Dataset content below:

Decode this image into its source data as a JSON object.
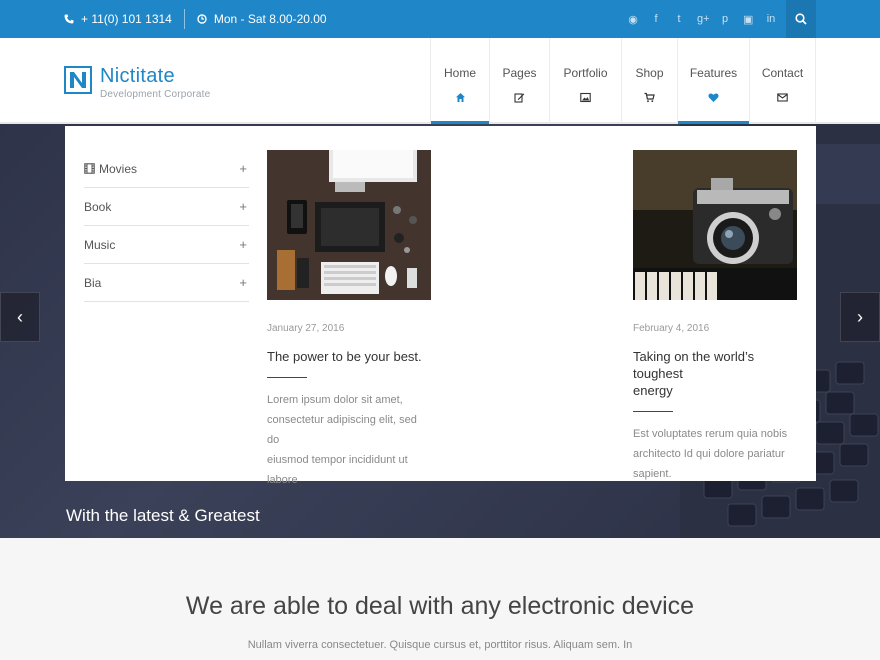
{
  "topbar": {
    "phone": "+ 11(0) 101 1314",
    "hours": "Mon - Sat 8.00-20.00",
    "social_icons": [
      "rss-icon",
      "facebook-icon",
      "twitter-icon",
      "google-plus-icon",
      "pinterest-icon",
      "instagram-icon",
      "linkedin-icon"
    ],
    "social_glyphs": [
      "◉",
      "f",
      "t",
      "g+",
      "p",
      "▣",
      "in"
    ],
    "search_icon": "search-icon"
  },
  "logo": {
    "name": "Nictitate",
    "tagline": "Development Corporate"
  },
  "nav": [
    {
      "label": "Home",
      "icon": "home-icon",
      "active": true
    },
    {
      "label": "Pages",
      "icon": "edit-icon",
      "active": false
    },
    {
      "label": "Portfolio",
      "icon": "image-icon",
      "active": false
    },
    {
      "label": "Shop",
      "icon": "cart-icon",
      "active": false
    },
    {
      "label": "Features",
      "icon": "heart-icon",
      "active": true
    },
    {
      "label": "Contact",
      "icon": "envelope-icon",
      "active": false
    }
  ],
  "mega": {
    "categories": [
      {
        "label": "Movies",
        "icon": "film-icon"
      },
      {
        "label": "Book"
      },
      {
        "label": "Music"
      },
      {
        "label": "Bia"
      }
    ],
    "posts": [
      {
        "date": "January 27, 2016",
        "title": "The power to be your best.",
        "excerpt_lines": [
          "Lorem ipsum dolor sit amet,",
          "consectetur adipiscing elit, sed do",
          "eiusmod tempor incididunt ut labore"
        ]
      },
      {
        "date": "February 4, 2016",
        "title_lines": [
          "Taking on the world’s toughest",
          "energy"
        ],
        "excerpt_lines": [
          "Est voluptates rerum quia nobis",
          "architecto Id qui dolore pariatur",
          "sapient."
        ]
      }
    ]
  },
  "hero": {
    "caption": "With the latest & Greatest",
    "prev": "‹",
    "next": "›"
  },
  "section": {
    "heading": "We are able to deal with any electronic device",
    "text": "Nullam viverra consectetuer. Quisque cursus et, porttitor risus. Aliquam sem. In"
  },
  "colors": {
    "brand": "#1f86c7",
    "topbar": "#1f86c7",
    "search_bg": "#1a77b2"
  }
}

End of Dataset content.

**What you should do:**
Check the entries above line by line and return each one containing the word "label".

**Task result:**
      "label": "Home",
      "label": "Pages",
      "label": "Portfolio",
      "label": "Shop",
      "label": "Features",
      "label": "Contact",
        "label": "Movies",
        "label": "Book"
        "label": "Music"
        "label": "Bia"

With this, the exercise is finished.